Math Team
Problem 2

Five six sided dice are thrown
a) What's the probability that all numbers come up even
b) What's the probability that at least 1 six comes up
c) What's the probability that there is exactly 1 six
d) What's the probability that five different numbers come up

a) (3/6)^5 = 3.125%
b) (1/6)^5 = 0.00012860082 = 0.01286008%
c) (N/K)(1/6)^K(5/6)^N-K
(5/1)(1/6)^1(5/6)^5-1 = 5(1/6)(5/6)^4 = 5/6(5/6)^4
d) 5/6*4/6*3/6*2/6*1/6 = 120/7776 = 0.015
5!/6^5 = 120/7776 = 0.015

Can you please tell me which formula you used for Problem 1 c and d?
b) is incorrect. The formula you used corresponds to the probability that 5 sixes were rolled.

Hint: $P[\text{at least 1 six was rolled}] = 1 - P[\text{0 sixes were rolled}]$

c) you look like you're just parroting a formula w/o understanding it. Here $N=5,~K=1,~p=1/6$ and you use the binomial distribution formula

$$\displaystyle p(K) = \dbinom{N}{K}p^K (1-p)^{N-K}$$

d) is almost correct. The answer is $1 \cdot 5/6 \cdot 4/6 \cdot 3/6\cdot 2/6 = \dfrac{120}{6^4} = \dfrac{5}{54}$

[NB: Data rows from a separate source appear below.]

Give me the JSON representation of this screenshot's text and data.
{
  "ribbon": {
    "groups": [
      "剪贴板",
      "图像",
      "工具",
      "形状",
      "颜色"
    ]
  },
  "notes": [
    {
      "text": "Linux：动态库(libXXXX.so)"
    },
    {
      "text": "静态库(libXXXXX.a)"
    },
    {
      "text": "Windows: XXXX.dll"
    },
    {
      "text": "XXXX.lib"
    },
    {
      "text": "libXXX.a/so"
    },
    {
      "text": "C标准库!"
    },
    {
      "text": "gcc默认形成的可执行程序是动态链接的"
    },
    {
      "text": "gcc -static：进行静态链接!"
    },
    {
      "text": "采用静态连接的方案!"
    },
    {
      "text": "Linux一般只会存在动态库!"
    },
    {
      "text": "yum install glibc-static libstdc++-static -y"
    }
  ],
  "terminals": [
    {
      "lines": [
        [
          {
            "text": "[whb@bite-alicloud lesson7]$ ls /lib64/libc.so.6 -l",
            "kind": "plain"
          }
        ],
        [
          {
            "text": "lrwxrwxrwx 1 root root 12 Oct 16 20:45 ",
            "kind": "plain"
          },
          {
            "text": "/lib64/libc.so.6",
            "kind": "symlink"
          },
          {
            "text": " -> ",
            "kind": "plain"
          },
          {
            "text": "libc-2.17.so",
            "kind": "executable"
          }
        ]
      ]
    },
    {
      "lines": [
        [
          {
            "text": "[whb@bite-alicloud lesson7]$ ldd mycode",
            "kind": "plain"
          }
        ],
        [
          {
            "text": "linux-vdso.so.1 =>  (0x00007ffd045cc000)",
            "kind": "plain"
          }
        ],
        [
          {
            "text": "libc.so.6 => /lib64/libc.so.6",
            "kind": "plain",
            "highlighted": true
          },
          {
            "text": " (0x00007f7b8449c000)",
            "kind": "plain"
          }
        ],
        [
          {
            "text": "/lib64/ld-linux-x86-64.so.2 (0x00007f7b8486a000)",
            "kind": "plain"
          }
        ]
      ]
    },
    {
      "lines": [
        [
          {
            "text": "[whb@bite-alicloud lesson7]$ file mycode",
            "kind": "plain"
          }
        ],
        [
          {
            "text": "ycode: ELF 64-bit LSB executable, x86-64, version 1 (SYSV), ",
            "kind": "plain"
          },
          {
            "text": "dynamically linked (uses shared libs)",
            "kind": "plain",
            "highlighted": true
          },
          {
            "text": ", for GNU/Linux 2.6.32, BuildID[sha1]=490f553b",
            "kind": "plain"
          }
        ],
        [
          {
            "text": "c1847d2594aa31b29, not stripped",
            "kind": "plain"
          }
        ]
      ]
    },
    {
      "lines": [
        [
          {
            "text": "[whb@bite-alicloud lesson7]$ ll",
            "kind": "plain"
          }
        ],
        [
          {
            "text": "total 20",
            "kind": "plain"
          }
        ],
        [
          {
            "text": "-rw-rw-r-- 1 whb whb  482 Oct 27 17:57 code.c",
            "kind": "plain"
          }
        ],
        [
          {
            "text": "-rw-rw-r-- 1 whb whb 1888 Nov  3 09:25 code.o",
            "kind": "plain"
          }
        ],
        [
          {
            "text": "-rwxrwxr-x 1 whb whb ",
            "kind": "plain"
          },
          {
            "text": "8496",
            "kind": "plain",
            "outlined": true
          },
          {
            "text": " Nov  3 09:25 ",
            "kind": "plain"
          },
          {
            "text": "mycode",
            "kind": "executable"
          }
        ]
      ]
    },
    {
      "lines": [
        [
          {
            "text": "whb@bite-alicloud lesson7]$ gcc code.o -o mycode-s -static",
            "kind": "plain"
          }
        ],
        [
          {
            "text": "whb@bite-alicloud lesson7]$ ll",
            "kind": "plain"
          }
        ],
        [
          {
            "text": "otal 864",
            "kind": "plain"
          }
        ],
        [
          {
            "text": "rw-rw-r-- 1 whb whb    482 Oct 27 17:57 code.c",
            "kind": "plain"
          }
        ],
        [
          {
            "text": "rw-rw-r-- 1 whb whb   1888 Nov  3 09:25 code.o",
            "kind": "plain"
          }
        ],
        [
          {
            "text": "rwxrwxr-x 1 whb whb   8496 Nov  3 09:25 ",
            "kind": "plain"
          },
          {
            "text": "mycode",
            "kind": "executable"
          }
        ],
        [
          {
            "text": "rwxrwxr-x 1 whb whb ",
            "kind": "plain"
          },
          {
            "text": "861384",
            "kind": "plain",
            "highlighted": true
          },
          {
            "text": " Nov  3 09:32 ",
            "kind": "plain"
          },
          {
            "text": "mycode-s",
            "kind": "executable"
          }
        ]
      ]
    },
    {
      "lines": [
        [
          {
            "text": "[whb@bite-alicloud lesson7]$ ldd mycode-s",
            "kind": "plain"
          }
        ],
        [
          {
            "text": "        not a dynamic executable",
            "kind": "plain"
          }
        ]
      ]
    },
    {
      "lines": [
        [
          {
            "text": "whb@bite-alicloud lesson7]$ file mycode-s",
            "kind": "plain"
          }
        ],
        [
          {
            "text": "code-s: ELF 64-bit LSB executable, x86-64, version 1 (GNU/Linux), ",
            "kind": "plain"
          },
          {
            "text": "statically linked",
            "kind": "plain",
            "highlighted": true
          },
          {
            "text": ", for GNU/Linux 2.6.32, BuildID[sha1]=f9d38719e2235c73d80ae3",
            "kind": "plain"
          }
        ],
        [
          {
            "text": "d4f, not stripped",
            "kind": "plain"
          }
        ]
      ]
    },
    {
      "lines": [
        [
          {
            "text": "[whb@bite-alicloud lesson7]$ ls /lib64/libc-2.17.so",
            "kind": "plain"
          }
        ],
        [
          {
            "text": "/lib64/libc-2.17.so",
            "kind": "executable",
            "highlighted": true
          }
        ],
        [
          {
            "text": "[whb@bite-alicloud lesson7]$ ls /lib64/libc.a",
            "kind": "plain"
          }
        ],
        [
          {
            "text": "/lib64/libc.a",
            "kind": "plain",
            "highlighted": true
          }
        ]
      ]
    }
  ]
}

Answering your question about 1(c), (d), I gave you the formula for $p(k)$ for a given $k$ above.
If the question asks for a range, or variety of $k$'s you just have to sum up the probabilities of each $k$ that is included.

• whois1230

#### whois1230

b) is incorrect. The formula you used corresponds to the probability that 5 sixes were rolled.

Hint: $P[\text{at least 1 six was rolled}] = 1 - P[\text{0 sixes were rolled}]$

c) you look like you're just parroting a formula w/o understanding it. Here $N=5,~K=1,~p=1/6$ and you use the binomial distribution formula

$$\displaystyle p(K) = \dbinom{N}{K}p^K (1-p)^{N-K}$$

d) is almost correct. The answer is $1 \cdot 5/6 \cdot 4/6 \cdot 3/6\cdot 2/6 = \dfrac{120}{6^4} = \dfrac{5}{54}$

Answering your question about 1(c), (d), I gave you the formula for $p(k)$ for a given $k$ above.
If the question asks for a range, or variety of $k$'s you just have to sum up the probabilities of each $k$ that is included.
b) (5/6)^5 = 5^5/6^5 = 3125/7776
1 - 3125/7776 = 4651/7776 ~ 0.598
c) p(K) = (N/K)p^K(1-p)^N-K
(5/1)1/6^1(1-1/6)^5-1
5/6(5/6)^4

Sorry, I didn't understand how you used the formula for d)

#### romsek

Math Team
Sorry, I didn't understand how you used the formula for d)
There's not much "formula" to it.
Imagine you throw the dice one at a time.
The first number can be anything, i.e. probability 1
The second number must be different from the first, i.e. probability 5/6
The third different than both of the first two, i.e. probability 4/6,
etc. continuing until there are only 2 choices for the last die roll.

Combine these you get $P[\text{5 different #s}] = 1 \cdot \dfrac{5}{6}\cdot \dfrac{4}{6}\cdot \dfrac{3}{6}\cdot \dfrac{2}{6} = \dfrac{5}{54}$

• whois1230